Revision is the stage that I tend to decide the closets in the house need reorganized or I need to change the sheets on all of the beds. I find any excuse to not sit down to work on my story because it takes a lot of focus. You have to look at something that was so joyful to create and operate on it. Many times, parts you love need cut out. Sometimes you know there is a place that needs reworded, but can't come up with a single original idea. Then the doubt creeps in. "Why was I thinking this would be a good story? I stink at this. Why am I spending hours figuring out names for a talking Vulture?"
The good news is, just like most things in life, if you put the effort in, it's always worth it. The finished product is so much better when you go back through and look at everything from a new angle. For example, in my book, Nicken Chuggets, I needed a better way to say the cook didn't understand what Cooper was saying. It took me several hours to come up with, "Mr. Mack was as confused as a chameleon in a bucket of crayons." Several hours. For one sentence. But, it was worth the time because it is more playful and creative as a simile than a direct statement.
I'm starting the revision phase of a middle grade novel I'm working on. You think it's an undertaking reworking a 600 word picture book, try revisiting every scene of a novel! Ugh! That could be why I noticed that I hadn't written a blog for a few months and it was a good day to teach my daughter how to use the sewing machine she got for Christmas. :) Ok, I guess I better get back to work. Best wishes to all of you on your revisions in the new year!
It is beyond exciting to get to finally hold a book you have been working on for over a year. Then comes the realization that your work is not done. You have to figure out ways to get the word out about your book and hope to find opportunities to share it with the kids you wrote it for. One of the teaching standards we have for reading is learning the author's purpose of a book. There are three main purposes: to inform, to entertain, and to persuade.
When I wrote I am Not a Pirate, my "author's purpose" was to inform. My target was kids that may have an eye issue or some other physical difficulty they have to overcome. I sent books to eye doctor's offices and spread the word on parent forums for families dealing with strabismus and amblyopia.
My author's purpose for Nicken Chuggets though, is to entertain. This story is about two science-loving boys that cook up a plan to earn money to go to science camp. Cooper, the main character, often talks in spoonerisms. (Spoonerisms occur when you accidentally transpose the beginnings of two words.) I had a lot of fun playing with words when figuring out the things Cooper would say.

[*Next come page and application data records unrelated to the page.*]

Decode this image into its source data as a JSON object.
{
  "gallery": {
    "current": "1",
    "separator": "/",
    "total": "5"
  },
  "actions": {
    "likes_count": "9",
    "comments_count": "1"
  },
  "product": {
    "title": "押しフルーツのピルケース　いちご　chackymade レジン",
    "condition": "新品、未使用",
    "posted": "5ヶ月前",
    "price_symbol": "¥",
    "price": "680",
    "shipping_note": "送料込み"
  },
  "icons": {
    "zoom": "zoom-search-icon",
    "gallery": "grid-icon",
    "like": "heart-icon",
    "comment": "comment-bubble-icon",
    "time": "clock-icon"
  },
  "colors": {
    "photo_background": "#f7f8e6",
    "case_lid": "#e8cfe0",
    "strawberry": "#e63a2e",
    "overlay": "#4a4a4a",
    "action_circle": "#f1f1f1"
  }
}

My target audience is kids that like to read funny books that let you be silly. When I was trying to figure out a creative place to do a book signing, I figured most people would think of chicken nuggets when they hear the title, Nicken Chuggets. Where do you think of when you think of chicken nuggets? McDonalds of course! And what would fit my target audience better than one of the favorite eateries of kids in this age group? I had a lot of fun at the book signing and am so grateful that I got to get books into the hands of some really great kids.